DATA SUPPLIED Block Start

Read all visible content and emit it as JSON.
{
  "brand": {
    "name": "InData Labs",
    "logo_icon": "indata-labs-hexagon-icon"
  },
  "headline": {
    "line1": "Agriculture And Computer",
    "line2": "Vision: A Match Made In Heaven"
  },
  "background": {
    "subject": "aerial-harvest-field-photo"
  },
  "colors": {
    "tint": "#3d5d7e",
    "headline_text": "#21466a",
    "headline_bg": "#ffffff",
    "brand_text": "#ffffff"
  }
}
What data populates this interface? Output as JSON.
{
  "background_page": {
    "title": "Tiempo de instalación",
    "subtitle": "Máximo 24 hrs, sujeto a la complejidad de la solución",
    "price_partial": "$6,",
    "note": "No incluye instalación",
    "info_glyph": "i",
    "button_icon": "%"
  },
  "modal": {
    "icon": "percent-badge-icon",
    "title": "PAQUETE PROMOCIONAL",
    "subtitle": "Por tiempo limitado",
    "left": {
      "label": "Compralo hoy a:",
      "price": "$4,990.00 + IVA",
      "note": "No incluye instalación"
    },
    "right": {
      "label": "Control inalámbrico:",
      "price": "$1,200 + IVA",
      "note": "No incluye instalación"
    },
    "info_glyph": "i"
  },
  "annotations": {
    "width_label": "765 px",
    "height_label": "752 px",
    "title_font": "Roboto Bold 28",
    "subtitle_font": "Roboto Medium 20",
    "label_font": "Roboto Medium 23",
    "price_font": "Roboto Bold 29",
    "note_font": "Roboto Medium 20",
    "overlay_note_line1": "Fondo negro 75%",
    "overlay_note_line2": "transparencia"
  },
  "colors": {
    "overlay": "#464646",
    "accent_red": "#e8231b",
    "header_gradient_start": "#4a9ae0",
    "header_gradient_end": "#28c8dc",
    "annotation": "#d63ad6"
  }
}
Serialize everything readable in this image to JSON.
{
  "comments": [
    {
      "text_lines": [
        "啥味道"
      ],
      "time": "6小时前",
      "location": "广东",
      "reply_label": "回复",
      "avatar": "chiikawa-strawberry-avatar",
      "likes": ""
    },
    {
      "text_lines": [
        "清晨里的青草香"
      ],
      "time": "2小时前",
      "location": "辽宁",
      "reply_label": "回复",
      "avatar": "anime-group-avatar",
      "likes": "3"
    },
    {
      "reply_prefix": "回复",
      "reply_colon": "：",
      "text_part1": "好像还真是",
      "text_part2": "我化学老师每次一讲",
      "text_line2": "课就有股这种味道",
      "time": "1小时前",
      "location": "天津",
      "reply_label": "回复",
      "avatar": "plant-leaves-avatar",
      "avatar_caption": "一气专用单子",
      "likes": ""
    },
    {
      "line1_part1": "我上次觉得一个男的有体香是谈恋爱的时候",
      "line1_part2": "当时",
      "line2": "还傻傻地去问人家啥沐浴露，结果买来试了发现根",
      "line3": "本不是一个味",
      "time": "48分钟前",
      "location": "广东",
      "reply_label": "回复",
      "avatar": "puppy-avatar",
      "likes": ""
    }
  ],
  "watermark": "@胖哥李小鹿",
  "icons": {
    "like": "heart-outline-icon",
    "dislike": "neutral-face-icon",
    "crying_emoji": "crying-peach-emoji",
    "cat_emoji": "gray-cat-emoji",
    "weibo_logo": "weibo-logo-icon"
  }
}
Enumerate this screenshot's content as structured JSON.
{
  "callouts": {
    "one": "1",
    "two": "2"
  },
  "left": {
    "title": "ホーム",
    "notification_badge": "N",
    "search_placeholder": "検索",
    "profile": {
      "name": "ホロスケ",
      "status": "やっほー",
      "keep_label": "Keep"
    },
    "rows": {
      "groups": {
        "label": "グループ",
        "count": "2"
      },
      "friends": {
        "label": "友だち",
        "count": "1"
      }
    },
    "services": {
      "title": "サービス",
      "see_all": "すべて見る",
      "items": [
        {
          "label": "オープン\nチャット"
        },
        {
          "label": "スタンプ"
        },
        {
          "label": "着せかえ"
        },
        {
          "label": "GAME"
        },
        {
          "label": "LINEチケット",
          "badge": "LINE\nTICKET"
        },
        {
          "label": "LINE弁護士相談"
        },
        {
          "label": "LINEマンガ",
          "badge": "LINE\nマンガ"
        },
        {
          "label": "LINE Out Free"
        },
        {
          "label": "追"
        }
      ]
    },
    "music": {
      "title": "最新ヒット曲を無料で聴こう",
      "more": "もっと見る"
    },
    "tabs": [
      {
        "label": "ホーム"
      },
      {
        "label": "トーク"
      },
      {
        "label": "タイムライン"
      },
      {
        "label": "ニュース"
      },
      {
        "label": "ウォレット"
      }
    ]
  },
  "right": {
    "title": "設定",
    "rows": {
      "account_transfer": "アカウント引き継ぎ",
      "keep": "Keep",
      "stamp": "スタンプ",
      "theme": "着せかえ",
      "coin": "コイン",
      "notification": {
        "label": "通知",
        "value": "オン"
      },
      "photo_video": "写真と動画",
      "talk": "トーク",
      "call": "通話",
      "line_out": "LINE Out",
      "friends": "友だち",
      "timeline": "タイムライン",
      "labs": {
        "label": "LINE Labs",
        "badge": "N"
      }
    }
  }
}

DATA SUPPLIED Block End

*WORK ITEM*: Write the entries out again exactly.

*ANSWER SECTION*:
Read all visible content and emit it as JSON.
{
  "brand": {
    "name": "InData Labs",
    "logo_icon": "indata-labs-hexagon-icon"
  },
  "headline": {
    "line1": "Agriculture And Computer",
    "line2": "Vision: A Match Made In Heaven"
  },
  "background": {
    "subject": "aerial-harvest-field-photo"
  },
  "colors": {
    "tint": "#3d5d7e",
    "headline_text": "#21466a",
    "headline_bg": "#ffffff",
    "brand_text": "#ffffff"
  }
}
What data populates this interface? Output as JSON.
{
  "background_page": {
    "title": "Tiempo de instalación",
    "subtitle": "Máximo 24 hrs, sujeto a la complejidad de la solución",
    "price_partial": "$6,",
    "note": "No incluye instalación",
    "info_glyph": "i",
    "button_icon": "%"
  },
  "modal": {
    "icon": "percent-badge-icon",
    "title": "PAQUETE PROMOCIONAL",
    "subtitle": "Por tiempo limitado",
    "left": {
      "label": "Compralo hoy a:",
      "price": "$4,990.00 + IVA",
      "note": "No incluye instalación"
    },
    "right": {
      "label": "Control inalámbrico:",
      "price": "$1,200 + IVA",
      "note": "No incluye instalación"
    },
    "info_glyph": "i"
  },
  "annotations": {
    "width_label": "765 px",
    "height_label": "752 px",
    "title_font": "Roboto Bold 28",
    "subtitle_font": "Roboto Medium 20",
    "label_font": "Roboto Medium 23",
    "price_font": "Roboto Bold 29",
    "note_font": "Roboto Medium 20",
    "overlay_note_line1": "Fondo negro 75%",
    "overlay_note_line2": "transparencia"
  },
  "colors": {
    "overlay": "#464646",
    "accent_red": "#e8231b",
    "header_gradient_start": "#4a9ae0",
    "header_gradient_end": "#28c8dc",
    "annotation": "#d63ad6"
  }
}
Serialize everything readable in this image to JSON.
{
  "comments": [
    {
      "text_lines": [
        "啥味道"
      ],
      "time": "6小时前",
      "location": "广东",
      "reply_label": "回复",
      "avatar": "chiikawa-strawberry-avatar",
      "likes": ""
    },
    {
      "text_lines": [
        "清晨里的青草香"
      ],
      "time": "2小时前",
      "location": "辽宁",
      "reply_label": "回复",
      "avatar": "anime-group-avatar",
      "likes": "3"
    },
    {
      "reply_prefix": "回复",
      "reply_colon": "：",
      "text_part1": "好像还真是",
      "text_part2": "我化学老师每次一讲",
      "text_line2": "课就有股这种味道",
      "time": "1小时前",
      "location": "天津",
      "reply_label": "回复",
      "avatar": "plant-leaves-avatar",
      "avatar_caption": "一气专用单子",
      "likes": ""
    },
    {
      "line1_part1": "我上次觉得一个男的有体香是谈恋爱的时候",
      "line1_part2": "当时",
      "line2": "还傻傻地去问人家啥沐浴露，结果买来试了发现根",
      "line3": "本不是一个味",
      "time": "48分钟前",
      "location": "广东",
      "reply_label": "回复",
      "avatar": "puppy-avatar",
      "likes": ""
    }
  ],
  "watermark": "@胖哥李小鹿",
  "icons": {
    "like": "heart-outline-icon",
    "dislike": "neutral-face-icon",
    "crying_emoji": "crying-peach-emoji",
    "cat_emoji": "gray-cat-emoji",
    "weibo_logo": "weibo-logo-icon"
  }
}
Enumerate this screenshot's content as structured JSON.
{
  "callouts": {
    "one": "1",
    "two": "2"
  },
  "left": {
    "title": "ホーム",
    "notification_badge": "N",
    "search_placeholder": "検索",
    "profile": {
      "name": "ホロスケ",
      "status": "やっほー",
      "keep_label": "Keep"
    },
    "rows": {
      "groups": {
        "label": "グループ",
        "count": "2"
      },
      "friends": {
        "label": "友だち",
        "count": "1"
      }
    },
    "services": {
      "title": "サービス",
      "see_all": "すべて見る",
      "items": [
        {
          "label": "オープン\nチャット"
        },
        {
          "label": "スタンプ"
        },
        {
          "label": "着せかえ"
        },
        {
          "label": "GAME"
        },
        {
          "label": "LINEチケット",
          "badge": "LINE\nTICKET"
        },
        {
          "label": "LINE弁護士相談"
        },
        {
          "label": "LINEマンガ",
          "badge": "LINE\nマンガ"
        },
        {
          "label": "LINE Out Free"
        },
        {
          "label": "追"
        }
      ]
    },
    "music": {
      "title": "最新ヒット曲を無料で聴こう",
      "more": "もっと見る"
    },
    "tabs": [
      {
        "label": "ホーム"
      },
      {
        "label": "トーク"
      },
      {
        "label": "タイムライン"
      },
      {
        "label": "ニュース"
      },
      {
        "label": "ウォレット"
      }
    ]
  },
  "right": {
    "title": "設定",
    "rows": {
      "account_transfer": "アカウント引き継ぎ",
      "keep": "Keep",
      "stamp": "スタンプ",
      "theme": "着せかえ",
      "coin": "コイン",
      "notification": {
        "label": "通知",
        "value": "オン"
      },
      "photo_video": "写真と動画",
      "talk": "トーク",
      "call": "通話",
      "line_out": "LINE Out",
      "friends": "友だち",
      "timeline": "タイムライン",
      "labs": {
        "label": "LINE Labs",
        "badge": "N"
      }
    }
  }
}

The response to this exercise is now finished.